**Your goal**
Collect all lines below with the string "University".
===== Exercise materials =====
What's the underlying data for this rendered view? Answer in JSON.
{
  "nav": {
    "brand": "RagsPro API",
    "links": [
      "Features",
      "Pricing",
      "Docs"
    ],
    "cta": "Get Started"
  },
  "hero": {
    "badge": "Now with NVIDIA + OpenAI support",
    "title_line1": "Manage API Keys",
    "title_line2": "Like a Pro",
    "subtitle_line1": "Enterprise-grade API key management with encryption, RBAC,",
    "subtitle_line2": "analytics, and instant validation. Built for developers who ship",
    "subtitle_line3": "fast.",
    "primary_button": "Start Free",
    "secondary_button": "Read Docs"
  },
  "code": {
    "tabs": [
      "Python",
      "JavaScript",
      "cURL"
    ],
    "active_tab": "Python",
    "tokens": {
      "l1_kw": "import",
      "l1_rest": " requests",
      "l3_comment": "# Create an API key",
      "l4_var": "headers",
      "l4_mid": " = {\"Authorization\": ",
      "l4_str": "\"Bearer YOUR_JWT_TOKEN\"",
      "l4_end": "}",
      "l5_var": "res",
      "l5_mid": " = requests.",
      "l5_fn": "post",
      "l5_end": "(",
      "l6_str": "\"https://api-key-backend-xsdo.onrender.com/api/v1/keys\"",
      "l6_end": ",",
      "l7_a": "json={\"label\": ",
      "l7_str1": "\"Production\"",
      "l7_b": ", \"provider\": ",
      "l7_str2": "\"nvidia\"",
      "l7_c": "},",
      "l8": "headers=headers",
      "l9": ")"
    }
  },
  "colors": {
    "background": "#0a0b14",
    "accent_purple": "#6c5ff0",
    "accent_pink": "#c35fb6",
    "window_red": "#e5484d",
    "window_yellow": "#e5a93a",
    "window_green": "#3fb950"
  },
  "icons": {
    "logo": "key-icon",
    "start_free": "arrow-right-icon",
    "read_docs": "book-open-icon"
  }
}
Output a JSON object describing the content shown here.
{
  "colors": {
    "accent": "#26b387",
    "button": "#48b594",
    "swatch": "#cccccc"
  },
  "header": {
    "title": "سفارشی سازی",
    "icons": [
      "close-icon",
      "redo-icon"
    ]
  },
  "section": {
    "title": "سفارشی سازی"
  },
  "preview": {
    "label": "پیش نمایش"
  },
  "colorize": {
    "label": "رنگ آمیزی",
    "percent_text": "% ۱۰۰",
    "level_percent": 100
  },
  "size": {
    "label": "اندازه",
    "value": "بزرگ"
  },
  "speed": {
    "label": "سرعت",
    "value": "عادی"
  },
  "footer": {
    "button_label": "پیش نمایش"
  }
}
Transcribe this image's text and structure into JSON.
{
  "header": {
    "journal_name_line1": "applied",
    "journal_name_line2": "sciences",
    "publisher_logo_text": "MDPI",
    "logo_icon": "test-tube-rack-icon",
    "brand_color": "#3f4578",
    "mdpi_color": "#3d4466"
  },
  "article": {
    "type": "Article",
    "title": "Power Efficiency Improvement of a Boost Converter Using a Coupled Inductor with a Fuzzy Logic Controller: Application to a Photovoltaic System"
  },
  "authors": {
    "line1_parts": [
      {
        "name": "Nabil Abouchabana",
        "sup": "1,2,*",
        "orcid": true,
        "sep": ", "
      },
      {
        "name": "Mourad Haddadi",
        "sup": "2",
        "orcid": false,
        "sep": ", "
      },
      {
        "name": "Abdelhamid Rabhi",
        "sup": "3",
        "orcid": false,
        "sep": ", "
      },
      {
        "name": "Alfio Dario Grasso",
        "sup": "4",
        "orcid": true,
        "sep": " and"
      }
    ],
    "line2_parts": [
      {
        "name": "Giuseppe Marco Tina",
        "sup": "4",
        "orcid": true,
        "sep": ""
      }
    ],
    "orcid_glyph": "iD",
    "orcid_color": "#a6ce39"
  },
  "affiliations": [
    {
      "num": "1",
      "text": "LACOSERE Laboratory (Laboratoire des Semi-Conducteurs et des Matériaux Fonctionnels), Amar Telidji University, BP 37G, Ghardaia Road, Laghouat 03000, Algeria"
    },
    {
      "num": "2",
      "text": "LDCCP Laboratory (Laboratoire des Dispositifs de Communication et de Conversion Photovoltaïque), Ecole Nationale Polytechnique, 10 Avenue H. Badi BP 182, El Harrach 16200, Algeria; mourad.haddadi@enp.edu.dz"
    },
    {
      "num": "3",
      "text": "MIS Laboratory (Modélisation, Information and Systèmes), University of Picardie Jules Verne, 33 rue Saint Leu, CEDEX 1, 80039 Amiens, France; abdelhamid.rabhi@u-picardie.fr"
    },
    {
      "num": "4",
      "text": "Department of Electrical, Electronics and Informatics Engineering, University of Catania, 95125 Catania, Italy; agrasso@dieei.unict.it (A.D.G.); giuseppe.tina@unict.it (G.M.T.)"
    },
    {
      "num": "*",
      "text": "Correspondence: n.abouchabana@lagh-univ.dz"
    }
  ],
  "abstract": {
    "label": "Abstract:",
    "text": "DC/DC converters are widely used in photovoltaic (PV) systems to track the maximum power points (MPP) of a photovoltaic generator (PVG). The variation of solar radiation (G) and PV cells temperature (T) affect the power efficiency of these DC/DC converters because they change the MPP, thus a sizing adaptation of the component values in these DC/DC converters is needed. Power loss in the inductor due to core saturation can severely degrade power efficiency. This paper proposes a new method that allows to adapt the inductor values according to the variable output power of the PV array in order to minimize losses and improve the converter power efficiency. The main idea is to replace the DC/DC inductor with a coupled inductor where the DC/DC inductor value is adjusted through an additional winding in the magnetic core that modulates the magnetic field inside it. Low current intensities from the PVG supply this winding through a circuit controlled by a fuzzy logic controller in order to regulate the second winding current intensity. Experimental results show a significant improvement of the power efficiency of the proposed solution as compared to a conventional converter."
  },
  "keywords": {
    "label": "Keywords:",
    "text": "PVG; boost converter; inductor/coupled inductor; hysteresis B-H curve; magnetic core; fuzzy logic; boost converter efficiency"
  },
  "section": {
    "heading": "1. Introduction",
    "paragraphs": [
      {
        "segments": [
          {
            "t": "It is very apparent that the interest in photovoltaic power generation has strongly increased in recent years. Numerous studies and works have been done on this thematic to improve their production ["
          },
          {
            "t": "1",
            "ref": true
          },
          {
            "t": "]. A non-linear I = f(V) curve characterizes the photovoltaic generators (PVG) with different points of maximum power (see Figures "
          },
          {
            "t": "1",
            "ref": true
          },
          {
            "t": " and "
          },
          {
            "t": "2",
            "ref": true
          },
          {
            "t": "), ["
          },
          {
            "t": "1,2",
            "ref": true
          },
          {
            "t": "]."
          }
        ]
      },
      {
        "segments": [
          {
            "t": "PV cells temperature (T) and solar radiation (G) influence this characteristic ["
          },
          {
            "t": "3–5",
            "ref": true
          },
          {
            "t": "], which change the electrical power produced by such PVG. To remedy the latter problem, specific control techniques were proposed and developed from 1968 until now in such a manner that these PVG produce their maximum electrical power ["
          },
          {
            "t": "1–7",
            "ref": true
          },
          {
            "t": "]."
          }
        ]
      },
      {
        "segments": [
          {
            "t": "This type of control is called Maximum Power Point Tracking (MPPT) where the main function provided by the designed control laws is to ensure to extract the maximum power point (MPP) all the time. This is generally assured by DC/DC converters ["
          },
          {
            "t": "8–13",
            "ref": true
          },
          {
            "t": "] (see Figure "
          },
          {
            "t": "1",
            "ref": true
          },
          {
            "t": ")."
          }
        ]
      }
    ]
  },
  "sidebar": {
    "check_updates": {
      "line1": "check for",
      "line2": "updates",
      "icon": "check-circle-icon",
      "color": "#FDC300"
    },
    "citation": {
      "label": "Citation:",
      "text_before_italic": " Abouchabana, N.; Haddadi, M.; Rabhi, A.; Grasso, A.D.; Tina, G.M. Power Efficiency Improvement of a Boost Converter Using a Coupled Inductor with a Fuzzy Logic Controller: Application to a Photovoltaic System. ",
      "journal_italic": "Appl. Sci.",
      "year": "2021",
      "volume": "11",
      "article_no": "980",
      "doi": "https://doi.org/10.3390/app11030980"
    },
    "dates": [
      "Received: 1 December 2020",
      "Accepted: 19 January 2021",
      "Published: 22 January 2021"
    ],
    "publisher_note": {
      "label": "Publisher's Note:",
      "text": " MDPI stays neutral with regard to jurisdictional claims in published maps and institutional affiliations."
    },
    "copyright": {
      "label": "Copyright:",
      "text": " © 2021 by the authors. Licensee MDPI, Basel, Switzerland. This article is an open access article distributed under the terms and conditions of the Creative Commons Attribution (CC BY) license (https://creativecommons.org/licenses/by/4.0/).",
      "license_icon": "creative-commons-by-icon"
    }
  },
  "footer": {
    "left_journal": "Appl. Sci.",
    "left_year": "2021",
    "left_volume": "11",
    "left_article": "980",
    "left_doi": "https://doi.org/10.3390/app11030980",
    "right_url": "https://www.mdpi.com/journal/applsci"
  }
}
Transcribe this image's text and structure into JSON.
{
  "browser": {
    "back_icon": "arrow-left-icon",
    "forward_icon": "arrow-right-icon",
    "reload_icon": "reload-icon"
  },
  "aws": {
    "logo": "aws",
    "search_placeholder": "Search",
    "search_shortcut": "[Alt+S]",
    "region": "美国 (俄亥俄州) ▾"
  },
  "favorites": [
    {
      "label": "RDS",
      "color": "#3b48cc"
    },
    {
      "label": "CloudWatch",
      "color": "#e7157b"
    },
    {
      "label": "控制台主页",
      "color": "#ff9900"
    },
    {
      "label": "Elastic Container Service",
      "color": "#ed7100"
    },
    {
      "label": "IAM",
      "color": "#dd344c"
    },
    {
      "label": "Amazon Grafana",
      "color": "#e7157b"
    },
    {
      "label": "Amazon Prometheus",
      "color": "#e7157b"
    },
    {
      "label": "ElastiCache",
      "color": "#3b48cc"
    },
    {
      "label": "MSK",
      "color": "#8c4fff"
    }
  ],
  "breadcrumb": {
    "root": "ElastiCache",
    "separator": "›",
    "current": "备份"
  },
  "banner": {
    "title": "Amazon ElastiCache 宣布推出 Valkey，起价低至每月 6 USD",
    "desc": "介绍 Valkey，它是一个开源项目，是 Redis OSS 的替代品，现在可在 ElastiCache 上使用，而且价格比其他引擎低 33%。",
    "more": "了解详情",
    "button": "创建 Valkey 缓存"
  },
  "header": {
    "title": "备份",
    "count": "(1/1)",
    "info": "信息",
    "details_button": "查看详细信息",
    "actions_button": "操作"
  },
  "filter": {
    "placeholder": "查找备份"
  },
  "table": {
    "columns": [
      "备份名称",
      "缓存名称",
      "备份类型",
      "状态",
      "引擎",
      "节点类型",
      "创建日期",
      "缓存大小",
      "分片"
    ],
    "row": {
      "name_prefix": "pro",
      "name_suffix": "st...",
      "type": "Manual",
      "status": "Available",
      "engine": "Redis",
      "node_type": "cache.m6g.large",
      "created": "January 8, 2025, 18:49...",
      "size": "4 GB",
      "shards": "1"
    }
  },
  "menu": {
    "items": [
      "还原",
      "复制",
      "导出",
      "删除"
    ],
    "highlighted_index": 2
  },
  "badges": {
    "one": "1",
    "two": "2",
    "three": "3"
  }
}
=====
**Reply**
      "text": "LACOSERE Laboratory (Laboratoire des Semi-Conducteurs et des Matériaux Fonctionnels), Amar Telidji University, BP 37G, Ghardaia Road, Laghouat 03000, Algeria"
      "text": "MIS Laboratory (Modélisation, Information and Systèmes), University of Picardie Jules Verne, 33 rue Saint Leu, CEDEX 1, 80039 Amiens, France; abdelhamid.rabhi@u-picardie.fr"
      "text": "Department of Electrical, Electronics and Informatics Engineering, University of Catania, 95125 Catania, Italy; agrasso@dieei.unict.it (A.D.G.); giuseppe.tina@unict.it (G.M.T.)"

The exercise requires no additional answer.